Major projects hopefully address NQ unemployment
Unemployment is falling across Queensland, with the exception of Townsville.
North Queensland is swimming against the tide at the moment with rising unemployment, which is now at a record high of 11.0 per cent.
It is obviously hoped that some of recent announcements including the City Deal, Carmichael coal mine and new stadium project will begin to produce economic activity, encourage further investment and drive down the unemployment figure in the region.
But there is evidence to suggest that rather than being 11.0 per cent, the real figure is probably double that, once you take into account the “hidden” unemployed. This means the challenges for Townsville are real – and critical.
The most recent release of regional labour force data from the Australian Bureau of Statistics (ABS) has revealed some encouraging signs in relation to jobs and unemployment, especially in those areas that have experienced significant strain in recent times.
Across the past 12 months, falls in the level of unemployment have been recorded across a number of areas in Queensland including Logan, Mackay, Fitzroy, the Sunshine Coast and Wide Bay.
While some of these regions continue to have levels of unemployment that are unacceptably high, which are presenting significant challenges for these communities, it is still positive that there is a clear downward trend leading into 2017 across much of Queensland.
Townsville is an exception to what is being seen across much of Queensland, and recorded an unemployment rate of 11.0 per cent in November 2016, which is the highest level since the ABS began publishing regional labour force data in 1999.
Significantly, this places unemployment in the region at 3.0 percent higher than what was recorded in November 2015, and 5.0 per cent higher than the current Queensland average of 6.0 per cent (seasonally adjusted).
As is the case across much of Queensland, the rise in unemployment has coincided with a sharp fall in the participation rate, which records the proportion of the working aged population that is engaged in the labour force.
While displaying some variability across the past decade, the participation rate in Townsville has been consistently higher than the Queensland average for much of the past 10 years, with the mining investment driving employment opportunities in the region.
Since a recent peak of 67.3 per cent in May 2015 however, labour force participation in Townsville has collapsed, and is currently at 59.0 per cent, which is the lowest level on record.
Compared to May 2015, there are now 14,200 fewer people employed in Townsville, but only a fraction of this decline in employment is captured by an increase in the number of people that are unemployed.
Across the past 18 months, the number of unemployed people has increased by 1100 people, while approximately 13,100 have disengaged from the labour market entirely, becoming part of the hidden unemployed.
Analysis conducted by CCIQ has revealed that the falling participation rate can be partially explained through demographic shifts in the working aged population, with an increased proportion of people aged over 55 impacting overall participation.
After controlling for this effect however, a significant amount of the decline since May 2015 is still left unexplained, and much if this believed to be associated with an increase in the number of discouraged job seekers that have stopped looking for work.
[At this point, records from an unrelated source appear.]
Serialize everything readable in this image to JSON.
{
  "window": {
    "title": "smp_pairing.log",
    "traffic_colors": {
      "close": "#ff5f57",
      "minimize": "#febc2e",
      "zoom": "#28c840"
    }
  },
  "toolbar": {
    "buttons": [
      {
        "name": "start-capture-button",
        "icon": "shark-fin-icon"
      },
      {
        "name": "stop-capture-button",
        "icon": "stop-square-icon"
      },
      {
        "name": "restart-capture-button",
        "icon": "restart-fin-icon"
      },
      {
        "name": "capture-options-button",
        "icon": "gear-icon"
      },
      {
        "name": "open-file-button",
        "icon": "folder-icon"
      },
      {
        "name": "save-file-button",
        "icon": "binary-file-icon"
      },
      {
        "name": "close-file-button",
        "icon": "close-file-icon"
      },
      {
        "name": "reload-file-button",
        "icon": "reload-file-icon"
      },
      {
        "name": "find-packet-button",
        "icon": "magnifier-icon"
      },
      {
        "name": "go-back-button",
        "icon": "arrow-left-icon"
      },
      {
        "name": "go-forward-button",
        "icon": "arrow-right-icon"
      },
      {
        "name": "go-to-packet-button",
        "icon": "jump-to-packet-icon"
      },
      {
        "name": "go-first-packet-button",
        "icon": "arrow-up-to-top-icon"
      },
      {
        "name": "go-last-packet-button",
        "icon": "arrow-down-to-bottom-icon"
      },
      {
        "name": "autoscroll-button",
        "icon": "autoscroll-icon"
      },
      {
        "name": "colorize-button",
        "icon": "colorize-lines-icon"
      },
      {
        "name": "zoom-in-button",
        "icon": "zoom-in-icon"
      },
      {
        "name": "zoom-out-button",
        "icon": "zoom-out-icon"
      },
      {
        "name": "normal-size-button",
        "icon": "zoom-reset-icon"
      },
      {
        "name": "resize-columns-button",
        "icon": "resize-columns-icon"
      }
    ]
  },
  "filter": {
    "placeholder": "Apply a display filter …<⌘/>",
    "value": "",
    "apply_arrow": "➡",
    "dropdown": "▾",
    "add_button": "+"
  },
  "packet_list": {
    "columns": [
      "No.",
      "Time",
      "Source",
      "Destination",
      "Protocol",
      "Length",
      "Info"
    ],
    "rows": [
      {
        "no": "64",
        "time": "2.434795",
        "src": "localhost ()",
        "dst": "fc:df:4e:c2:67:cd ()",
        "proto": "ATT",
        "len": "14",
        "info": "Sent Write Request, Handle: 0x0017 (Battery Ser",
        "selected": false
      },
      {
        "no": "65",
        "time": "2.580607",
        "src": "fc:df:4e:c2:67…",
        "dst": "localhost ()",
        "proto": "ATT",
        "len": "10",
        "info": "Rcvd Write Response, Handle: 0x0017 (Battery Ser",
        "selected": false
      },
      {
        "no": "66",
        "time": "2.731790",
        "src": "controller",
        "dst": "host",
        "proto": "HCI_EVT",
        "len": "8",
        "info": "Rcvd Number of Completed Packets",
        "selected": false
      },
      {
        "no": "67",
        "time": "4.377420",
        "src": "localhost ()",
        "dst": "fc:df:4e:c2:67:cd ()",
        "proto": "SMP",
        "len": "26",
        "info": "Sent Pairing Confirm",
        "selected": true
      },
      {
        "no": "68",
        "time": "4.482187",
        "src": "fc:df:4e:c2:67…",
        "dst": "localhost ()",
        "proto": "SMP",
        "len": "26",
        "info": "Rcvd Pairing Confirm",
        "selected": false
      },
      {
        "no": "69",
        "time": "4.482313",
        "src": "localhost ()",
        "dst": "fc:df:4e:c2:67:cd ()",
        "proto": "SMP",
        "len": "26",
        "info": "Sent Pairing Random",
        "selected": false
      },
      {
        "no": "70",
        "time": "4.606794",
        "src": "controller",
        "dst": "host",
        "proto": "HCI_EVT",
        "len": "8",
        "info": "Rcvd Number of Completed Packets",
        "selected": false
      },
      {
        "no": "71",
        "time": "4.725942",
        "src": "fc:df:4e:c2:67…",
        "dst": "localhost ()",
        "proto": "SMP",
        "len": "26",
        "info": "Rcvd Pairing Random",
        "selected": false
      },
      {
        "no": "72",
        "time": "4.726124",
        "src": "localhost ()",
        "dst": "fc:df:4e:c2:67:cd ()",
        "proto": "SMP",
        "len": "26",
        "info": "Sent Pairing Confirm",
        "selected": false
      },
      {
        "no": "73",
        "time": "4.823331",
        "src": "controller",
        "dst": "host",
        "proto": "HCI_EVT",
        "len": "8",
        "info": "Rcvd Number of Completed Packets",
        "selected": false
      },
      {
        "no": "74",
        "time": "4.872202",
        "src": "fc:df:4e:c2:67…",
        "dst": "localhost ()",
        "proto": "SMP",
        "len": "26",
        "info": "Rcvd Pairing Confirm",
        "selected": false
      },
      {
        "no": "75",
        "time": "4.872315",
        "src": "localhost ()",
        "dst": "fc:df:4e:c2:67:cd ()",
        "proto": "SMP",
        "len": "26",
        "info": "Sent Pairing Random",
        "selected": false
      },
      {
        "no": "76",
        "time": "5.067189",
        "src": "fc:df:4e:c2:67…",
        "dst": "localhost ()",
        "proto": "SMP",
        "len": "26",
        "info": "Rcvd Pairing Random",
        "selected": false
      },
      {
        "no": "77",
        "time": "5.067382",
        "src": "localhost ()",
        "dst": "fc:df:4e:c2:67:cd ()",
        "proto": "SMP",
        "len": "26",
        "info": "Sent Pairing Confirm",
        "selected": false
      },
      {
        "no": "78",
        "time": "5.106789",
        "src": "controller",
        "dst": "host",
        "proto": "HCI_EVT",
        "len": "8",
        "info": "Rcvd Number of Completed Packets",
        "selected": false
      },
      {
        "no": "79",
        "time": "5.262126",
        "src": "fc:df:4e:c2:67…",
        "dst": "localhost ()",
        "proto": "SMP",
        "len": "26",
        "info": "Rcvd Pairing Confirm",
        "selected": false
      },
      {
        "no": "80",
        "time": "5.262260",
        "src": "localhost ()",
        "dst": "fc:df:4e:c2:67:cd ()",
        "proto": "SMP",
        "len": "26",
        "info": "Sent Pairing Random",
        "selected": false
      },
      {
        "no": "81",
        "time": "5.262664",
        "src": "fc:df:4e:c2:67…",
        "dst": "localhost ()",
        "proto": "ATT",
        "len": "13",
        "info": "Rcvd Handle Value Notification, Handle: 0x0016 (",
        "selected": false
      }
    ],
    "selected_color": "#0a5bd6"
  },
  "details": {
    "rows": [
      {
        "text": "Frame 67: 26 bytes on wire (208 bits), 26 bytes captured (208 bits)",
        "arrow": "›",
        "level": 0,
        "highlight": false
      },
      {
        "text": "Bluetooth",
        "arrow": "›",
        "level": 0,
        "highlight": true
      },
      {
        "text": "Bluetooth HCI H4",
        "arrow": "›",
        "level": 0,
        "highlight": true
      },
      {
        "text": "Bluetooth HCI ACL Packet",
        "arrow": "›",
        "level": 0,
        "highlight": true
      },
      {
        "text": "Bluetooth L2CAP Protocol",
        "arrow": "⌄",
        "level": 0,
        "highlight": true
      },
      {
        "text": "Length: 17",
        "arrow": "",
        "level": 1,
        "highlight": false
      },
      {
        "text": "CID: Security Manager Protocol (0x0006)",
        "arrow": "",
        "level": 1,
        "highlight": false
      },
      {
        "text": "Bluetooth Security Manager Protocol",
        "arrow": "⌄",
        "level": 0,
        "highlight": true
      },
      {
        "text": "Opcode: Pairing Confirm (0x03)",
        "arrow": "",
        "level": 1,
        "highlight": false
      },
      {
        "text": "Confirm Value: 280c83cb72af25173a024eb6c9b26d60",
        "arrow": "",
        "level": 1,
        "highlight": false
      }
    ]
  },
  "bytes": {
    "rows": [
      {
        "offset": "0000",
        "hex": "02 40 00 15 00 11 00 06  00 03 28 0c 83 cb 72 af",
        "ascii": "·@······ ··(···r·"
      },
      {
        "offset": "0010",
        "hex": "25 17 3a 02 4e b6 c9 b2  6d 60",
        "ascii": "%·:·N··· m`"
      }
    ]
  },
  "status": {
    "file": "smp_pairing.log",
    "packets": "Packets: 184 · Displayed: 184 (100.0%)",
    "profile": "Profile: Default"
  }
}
As a result, it is likely that the real unemployment rate in Townsville is well above the official figure of 11.0 per cent that was recorded in November 2016, with CCIQ estimate that it would be 21.9 per cent, had participation remain unchanged since its recent peak in May 2015.
Source: ABS; CCIQ
This highlights the challenge that is currently before the people of Townsville in addressing the significant decline in employment opportunities available in the region, and its associated impact on communities across North Queensland.
The size of the task confronting Townsville, and other parts of Queensland, suggest that the major issues to be addressed in 2017 exist outside the south east corner and reinforces the need for a serious focus on regional priorities in the New Year.
Recent announcements regarding the City Deal, Carmichael coal mine and construction of a new CBD stadium and entertainment precinct all suggest that economic activity and investment could return to North Queensland across the next 12 months and beyond, providing a much needed boost to the region.
Only through the implementation of a sustainable, long-term economic plan for the region will there be a meaningful return in the level of business confidence that will deliver increased growth, and job creation for North Queensland.